— Component data from apps and pages —

-- Opening Marker --

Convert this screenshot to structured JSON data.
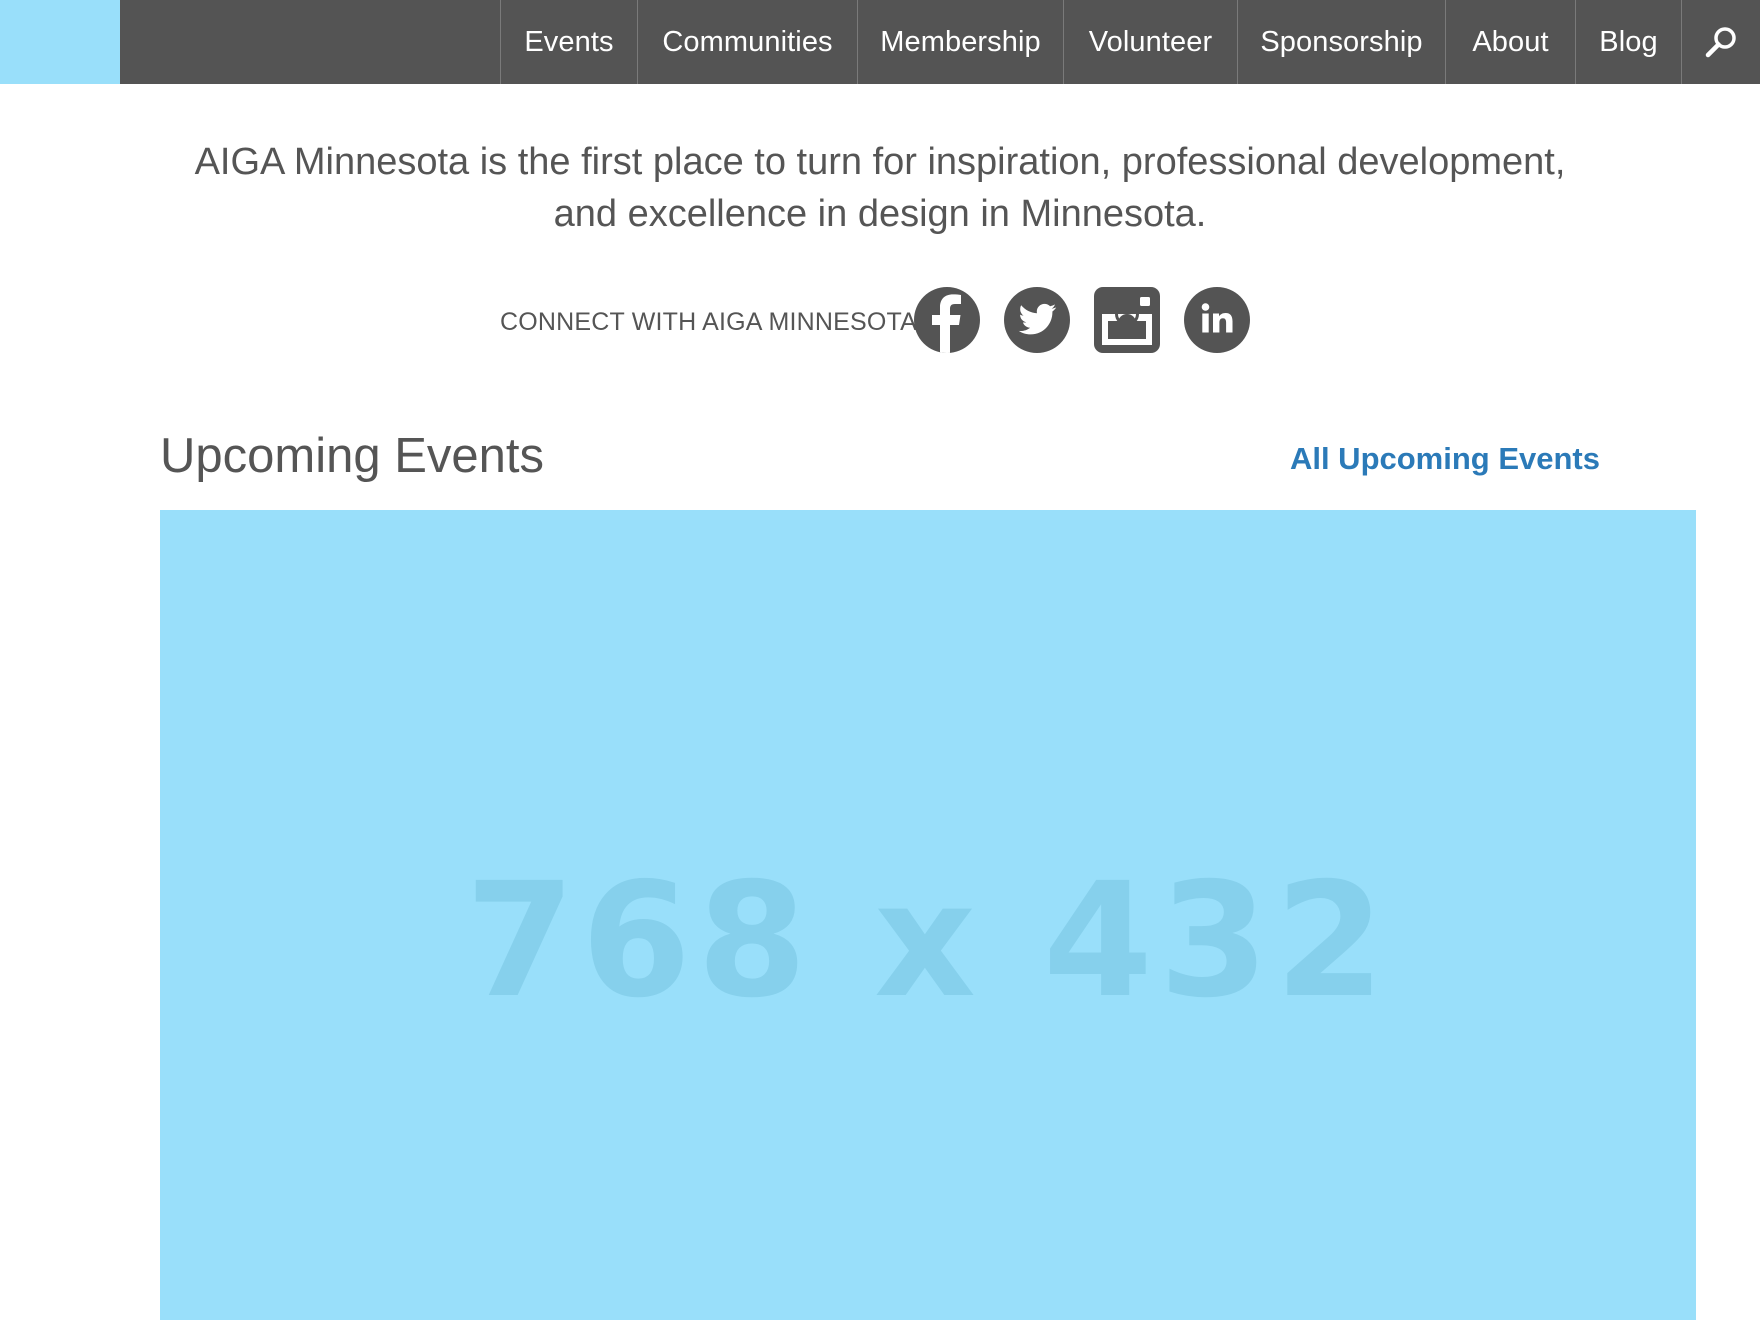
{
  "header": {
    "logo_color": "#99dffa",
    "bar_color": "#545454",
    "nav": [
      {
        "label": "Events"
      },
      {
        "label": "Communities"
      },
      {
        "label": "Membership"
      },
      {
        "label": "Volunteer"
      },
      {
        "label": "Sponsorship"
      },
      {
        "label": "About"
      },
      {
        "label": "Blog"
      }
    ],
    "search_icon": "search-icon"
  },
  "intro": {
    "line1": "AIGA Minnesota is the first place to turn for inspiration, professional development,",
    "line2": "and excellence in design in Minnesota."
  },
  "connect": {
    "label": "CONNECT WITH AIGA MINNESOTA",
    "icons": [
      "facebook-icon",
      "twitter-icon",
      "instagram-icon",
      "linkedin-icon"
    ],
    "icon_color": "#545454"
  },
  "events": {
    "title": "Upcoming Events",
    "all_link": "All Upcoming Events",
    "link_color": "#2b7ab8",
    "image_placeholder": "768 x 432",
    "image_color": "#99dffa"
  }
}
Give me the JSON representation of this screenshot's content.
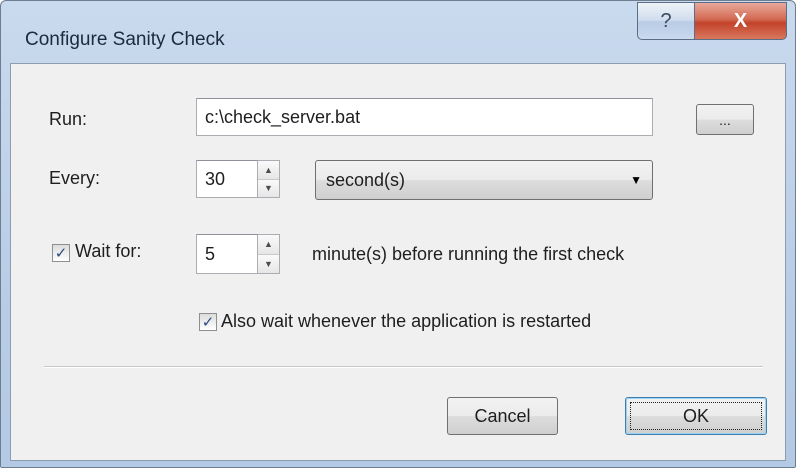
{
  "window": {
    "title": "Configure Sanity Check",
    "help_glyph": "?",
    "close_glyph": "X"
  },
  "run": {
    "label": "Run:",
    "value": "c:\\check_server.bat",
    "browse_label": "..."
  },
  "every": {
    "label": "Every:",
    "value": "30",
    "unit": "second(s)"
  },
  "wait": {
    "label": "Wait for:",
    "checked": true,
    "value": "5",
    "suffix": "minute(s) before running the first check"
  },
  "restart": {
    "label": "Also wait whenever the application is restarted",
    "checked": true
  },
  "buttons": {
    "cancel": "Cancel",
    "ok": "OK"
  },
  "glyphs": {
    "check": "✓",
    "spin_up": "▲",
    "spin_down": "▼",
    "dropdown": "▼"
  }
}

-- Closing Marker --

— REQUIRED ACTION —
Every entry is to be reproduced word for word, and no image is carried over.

— TASK OUTPUT —
Convert this screenshot to structured JSON data.
{
  "header": {
    "logo_color": "#99dffa",
    "bar_color": "#545454",
    "nav": [
      {
        "label": "Events"
      },
      {
        "label": "Communities"
      },
      {
        "label": "Membership"
      },
      {
        "label": "Volunteer"
      },
      {
        "label": "Sponsorship"
      },
      {
        "label": "About"
      },
      {
        "label": "Blog"
      }
    ],
    "search_icon": "search-icon"
  },
  "intro": {
    "line1": "AIGA Minnesota is the first place to turn for inspiration, professional development,",
    "line2": "and excellence in design in Minnesota."
  },
  "connect": {
    "label": "CONNECT WITH AIGA MINNESOTA",
    "icons": [
      "facebook-icon",
      "twitter-icon",
      "instagram-icon",
      "linkedin-icon"
    ],
    "icon_color": "#545454"
  },
  "events": {
    "title": "Upcoming Events",
    "all_link": "All Upcoming Events",
    "link_color": "#2b7ab8",
    "image_placeholder": "768 x 432",
    "image_color": "#99dffa"
  }
}
Give me the JSON representation of this screenshot's content.
{
  "window": {
    "title": "Configure Sanity Check",
    "help_glyph": "?",
    "close_glyph": "X"
  },
  "run": {
    "label": "Run:",
    "value": "c:\\check_server.bat",
    "browse_label": "..."
  },
  "every": {
    "label": "Every:",
    "value": "30",
    "unit": "second(s)"
  },
  "wait": {
    "label": "Wait for:",
    "checked": true,
    "value": "5",
    "suffix": "minute(s) before running the first check"
  },
  "restart": {
    "label": "Also wait whenever the application is restarted",
    "checked": true
  },
  "buttons": {
    "cancel": "Cancel",
    "ok": "OK"
  },
  "glyphs": {
    "check": "✓",
    "spin_up": "▲",
    "spin_down": "▼",
    "dropdown": "▼"
  }
}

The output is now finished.